* _Exercise details_:
Return the entries below precisely, omitting nothing.

--- Information Enclosed Below ---

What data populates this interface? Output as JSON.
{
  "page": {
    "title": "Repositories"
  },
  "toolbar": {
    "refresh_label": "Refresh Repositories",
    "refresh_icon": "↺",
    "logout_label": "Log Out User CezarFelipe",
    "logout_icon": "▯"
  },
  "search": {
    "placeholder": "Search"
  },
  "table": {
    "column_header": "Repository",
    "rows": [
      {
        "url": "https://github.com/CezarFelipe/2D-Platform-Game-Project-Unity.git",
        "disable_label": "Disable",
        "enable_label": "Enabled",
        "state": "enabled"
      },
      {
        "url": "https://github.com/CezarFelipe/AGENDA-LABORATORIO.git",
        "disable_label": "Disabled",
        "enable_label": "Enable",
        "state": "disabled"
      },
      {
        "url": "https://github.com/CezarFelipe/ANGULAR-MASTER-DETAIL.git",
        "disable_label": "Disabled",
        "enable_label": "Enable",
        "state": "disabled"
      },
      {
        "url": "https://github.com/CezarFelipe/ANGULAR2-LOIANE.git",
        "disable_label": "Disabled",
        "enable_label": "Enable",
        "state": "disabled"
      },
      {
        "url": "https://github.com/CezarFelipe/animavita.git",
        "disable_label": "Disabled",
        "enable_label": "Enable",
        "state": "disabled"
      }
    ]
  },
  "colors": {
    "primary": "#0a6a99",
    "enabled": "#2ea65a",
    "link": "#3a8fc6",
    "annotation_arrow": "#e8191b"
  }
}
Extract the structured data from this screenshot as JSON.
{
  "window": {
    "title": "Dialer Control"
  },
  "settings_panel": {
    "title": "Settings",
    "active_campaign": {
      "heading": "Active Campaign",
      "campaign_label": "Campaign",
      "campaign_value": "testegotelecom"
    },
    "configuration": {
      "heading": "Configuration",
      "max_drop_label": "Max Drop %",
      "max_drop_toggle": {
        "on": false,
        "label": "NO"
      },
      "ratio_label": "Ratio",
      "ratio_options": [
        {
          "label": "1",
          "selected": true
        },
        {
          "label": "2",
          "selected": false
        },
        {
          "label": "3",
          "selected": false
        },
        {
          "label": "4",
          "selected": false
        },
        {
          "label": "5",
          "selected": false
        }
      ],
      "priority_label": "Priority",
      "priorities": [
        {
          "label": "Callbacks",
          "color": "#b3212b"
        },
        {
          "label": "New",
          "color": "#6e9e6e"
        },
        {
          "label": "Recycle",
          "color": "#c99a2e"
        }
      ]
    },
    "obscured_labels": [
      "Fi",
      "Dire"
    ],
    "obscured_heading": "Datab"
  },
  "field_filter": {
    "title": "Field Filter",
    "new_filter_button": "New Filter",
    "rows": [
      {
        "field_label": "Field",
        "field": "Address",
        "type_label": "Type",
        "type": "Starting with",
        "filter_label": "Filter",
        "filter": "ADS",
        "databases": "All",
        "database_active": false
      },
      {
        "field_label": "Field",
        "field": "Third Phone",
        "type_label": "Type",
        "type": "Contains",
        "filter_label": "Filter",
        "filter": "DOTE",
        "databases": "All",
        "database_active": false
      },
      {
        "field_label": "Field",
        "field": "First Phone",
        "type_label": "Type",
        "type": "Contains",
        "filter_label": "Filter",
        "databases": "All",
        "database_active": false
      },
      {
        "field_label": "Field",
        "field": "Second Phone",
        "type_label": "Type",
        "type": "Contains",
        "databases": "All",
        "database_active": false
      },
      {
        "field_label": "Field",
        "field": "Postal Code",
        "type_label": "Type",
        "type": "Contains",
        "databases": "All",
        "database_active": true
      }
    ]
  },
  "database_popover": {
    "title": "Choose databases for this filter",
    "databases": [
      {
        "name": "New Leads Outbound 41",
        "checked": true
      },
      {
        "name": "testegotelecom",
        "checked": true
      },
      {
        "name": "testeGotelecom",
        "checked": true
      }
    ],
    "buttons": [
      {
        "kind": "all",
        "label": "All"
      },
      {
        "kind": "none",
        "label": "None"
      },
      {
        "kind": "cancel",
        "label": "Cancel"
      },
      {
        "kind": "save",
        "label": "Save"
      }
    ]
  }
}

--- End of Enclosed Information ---

* _Solution to this problem_:
What data populates this interface? Output as JSON.
{
  "page": {
    "title": "Repositories"
  },
  "toolbar": {
    "refresh_label": "Refresh Repositories",
    "refresh_icon": "↺",
    "logout_label": "Log Out User CezarFelipe",
    "logout_icon": "▯"
  },
  "search": {
    "placeholder": "Search"
  },
  "table": {
    "column_header": "Repository",
    "rows": [
      {
        "url": "https://github.com/CezarFelipe/2D-Platform-Game-Project-Unity.git",
        "disable_label": "Disable",
        "enable_label": "Enabled",
        "state": "enabled"
      },
      {
        "url": "https://github.com/CezarFelipe/AGENDA-LABORATORIO.git",
        "disable_label": "Disabled",
        "enable_label": "Enable",
        "state": "disabled"
      },
      {
        "url": "https://github.com/CezarFelipe/ANGULAR-MASTER-DETAIL.git",
        "disable_label": "Disabled",
        "enable_label": "Enable",
        "state": "disabled"
      },
      {
        "url": "https://github.com/CezarFelipe/ANGULAR2-LOIANE.git",
        "disable_label": "Disabled",
        "enable_label": "Enable",
        "state": "disabled"
      },
      {
        "url": "https://github.com/CezarFelipe/animavita.git",
        "disable_label": "Disabled",
        "enable_label": "Enable",
        "state": "disabled"
      }
    ]
  },
  "colors": {
    "primary": "#0a6a99",
    "enabled": "#2ea65a",
    "link": "#3a8fc6",
    "annotation_arrow": "#e8191b"
  }
}
Extract the structured data from this screenshot as JSON.
{
  "window": {
    "title": "Dialer Control"
  },
  "settings_panel": {
    "title": "Settings",
    "active_campaign": {
      "heading": "Active Campaign",
      "campaign_label": "Campaign",
      "campaign_value": "testegotelecom"
    },
    "configuration": {
      "heading": "Configuration",
      "max_drop_label": "Max Drop %",
      "max_drop_toggle": {
        "on": false,
        "label": "NO"
      },
      "ratio_label": "Ratio",
      "ratio_options": [
        {
          "label": "1",
          "selected": true
        },
        {
          "label": "2",
          "selected": false
        },
        {
          "label": "3",
          "selected": false
        },
        {
          "label": "4",
          "selected": false
        },
        {
          "label": "5",
          "selected": false
        }
      ],
      "priority_label": "Priority",
      "priorities": [
        {
          "label": "Callbacks",
          "color": "#b3212b"
        },
        {
          "label": "New",
          "color": "#6e9e6e"
        },
        {
          "label": "Recycle",
          "color": "#c99a2e"
        }
      ]
    },
    "obscured_labels": [
      "Fi",
      "Dire"
    ],
    "obscured_heading": "Datab"
  },
  "field_filter": {
    "title": "Field Filter",
    "new_filter_button": "New Filter",
    "rows": [
      {
        "field_label": "Field",
        "field": "Address",
        "type_label": "Type",
        "type": "Starting with",
        "filter_label": "Filter",
        "filter": "ADS",
        "databases": "All",
        "database_active": false
      },
      {
        "field_label": "Field",
        "field": "Third Phone",
        "type_label": "Type",
        "type": "Contains",
        "filter_label": "Filter",
        "filter": "DOTE",
        "databases": "All",
        "database_active": false
      },
      {
        "field_label": "Field",
        "field": "First Phone",
        "type_label": "Type",
        "type": "Contains",
        "filter_label": "Filter",
        "databases": "All",
        "database_active": false
      },
      {
        "field_label": "Field",
        "field": "Second Phone",
        "type_label": "Type",
        "type": "Contains",
        "databases": "All",
        "database_active": false
      },
      {
        "field_label": "Field",
        "field": "Postal Code",
        "type_label": "Type",
        "type": "Contains",
        "databases": "All",
        "database_active": true
      }
    ]
  },
  "database_popover": {
    "title": "Choose databases for this filter",
    "databases": [
      {
        "name": "New Leads Outbound 41",
        "checked": true
      },
      {
        "name": "testegotelecom",
        "checked": true
      },
      {
        "name": "testeGotelecom",
        "checked": true
      }
    ],
    "buttons": [
      {
        "kind": "all",
        "label": "All"
      },
      {
        "kind": "none",
        "label": "None"
      },
      {
        "kind": "cancel",
        "label": "Cancel"
      },
      {
        "kind": "save",
        "label": "Save"
      }
    ]
  }
}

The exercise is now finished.